Among the partners launching Messenger bots revealed at F8, several were prominent travel brands. While their existing chat accounts appear to be exclusively human-operated at this time, we are watching closely to see when and how bot-based automation is implemented.
We are extremely excited by the potential this new platform has to open new booking channels for hotel chains and OTAs. In particular, several things set this conversion flow apart from traditional user flows such as online or telephone booking:
The user can have a conversation to explore options at their own pace, without the need to talk over the phone.
Notifications can be used after an idle period to remind users of an unfinished search, reducing the likelihood of a lost conversion.
The barrier to entry is very low – small hotel chains can create a Messenger bot for a far lesser cost than developing a fully-fledged app.
The system can be automated, reducing the need for expensive human-based customer service.
Given what we have seen in the last few days, it is easy to imagine a new advertising channel based on the Messenger Platform.
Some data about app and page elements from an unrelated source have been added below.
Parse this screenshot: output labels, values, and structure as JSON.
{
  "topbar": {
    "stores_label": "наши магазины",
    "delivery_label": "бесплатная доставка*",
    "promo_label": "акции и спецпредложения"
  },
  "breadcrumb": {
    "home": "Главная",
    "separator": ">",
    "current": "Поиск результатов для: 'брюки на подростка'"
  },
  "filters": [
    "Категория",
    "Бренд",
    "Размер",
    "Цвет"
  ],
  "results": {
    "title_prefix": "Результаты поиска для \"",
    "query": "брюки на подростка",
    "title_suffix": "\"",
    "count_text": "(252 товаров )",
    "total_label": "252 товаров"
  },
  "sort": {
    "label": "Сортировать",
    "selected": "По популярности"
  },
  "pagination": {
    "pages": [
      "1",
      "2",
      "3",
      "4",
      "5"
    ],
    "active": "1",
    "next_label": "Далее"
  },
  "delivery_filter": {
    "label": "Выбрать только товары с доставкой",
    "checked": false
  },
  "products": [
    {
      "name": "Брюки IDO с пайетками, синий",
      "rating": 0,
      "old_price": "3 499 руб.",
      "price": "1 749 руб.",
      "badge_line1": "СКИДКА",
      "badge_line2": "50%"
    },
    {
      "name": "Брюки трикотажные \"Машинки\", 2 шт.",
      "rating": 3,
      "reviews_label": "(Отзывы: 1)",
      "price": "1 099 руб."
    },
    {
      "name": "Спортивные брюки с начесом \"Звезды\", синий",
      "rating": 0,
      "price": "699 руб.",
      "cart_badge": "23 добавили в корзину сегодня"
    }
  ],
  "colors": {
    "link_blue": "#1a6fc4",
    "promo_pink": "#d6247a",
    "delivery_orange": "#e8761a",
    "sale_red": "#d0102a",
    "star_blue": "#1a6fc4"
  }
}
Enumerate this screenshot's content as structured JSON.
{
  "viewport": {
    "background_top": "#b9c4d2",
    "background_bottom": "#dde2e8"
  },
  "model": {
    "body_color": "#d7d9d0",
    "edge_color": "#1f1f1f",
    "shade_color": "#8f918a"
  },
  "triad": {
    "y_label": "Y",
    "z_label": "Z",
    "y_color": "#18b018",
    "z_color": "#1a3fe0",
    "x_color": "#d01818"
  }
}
An existing metasearch publisher such as Google or Trip Advisor could set up their own bot to serve relevant, targeted ads to Facebook users.
Once a user has been characterized, and their desired destination, date, and price range established, a carousel of potential properties could be shown. Position in the carousel would be determined via a CPC bid auction. Feed management would be handled between the party purchasing the ad slot and the bot operator.
Bots can also be operated directly by hotel chains and OTAs, providing an automated and effective means of selling directly to customers. The operator would gain all of the advantages outlined earlier, including better targeting, automation, and potentially conversion rate.
At Koddi we see bots becoming an important part of the metasearch ecosystem, and another channel through which to advertise. Adoption will likely be slow, especially as it will take time for consumers to come to view Messenger as a reliable commerce platform.
It will be interesting to see what user conversion looks like through the new platform: do direct interaction and idle reminders increase the chance of booking, or will consumers be turned off by conversation or simply not adopt the platform in sufficient numbers for it to be effective?
We will be following developments in this emerging space closely, and publishing interesting insights as we find them.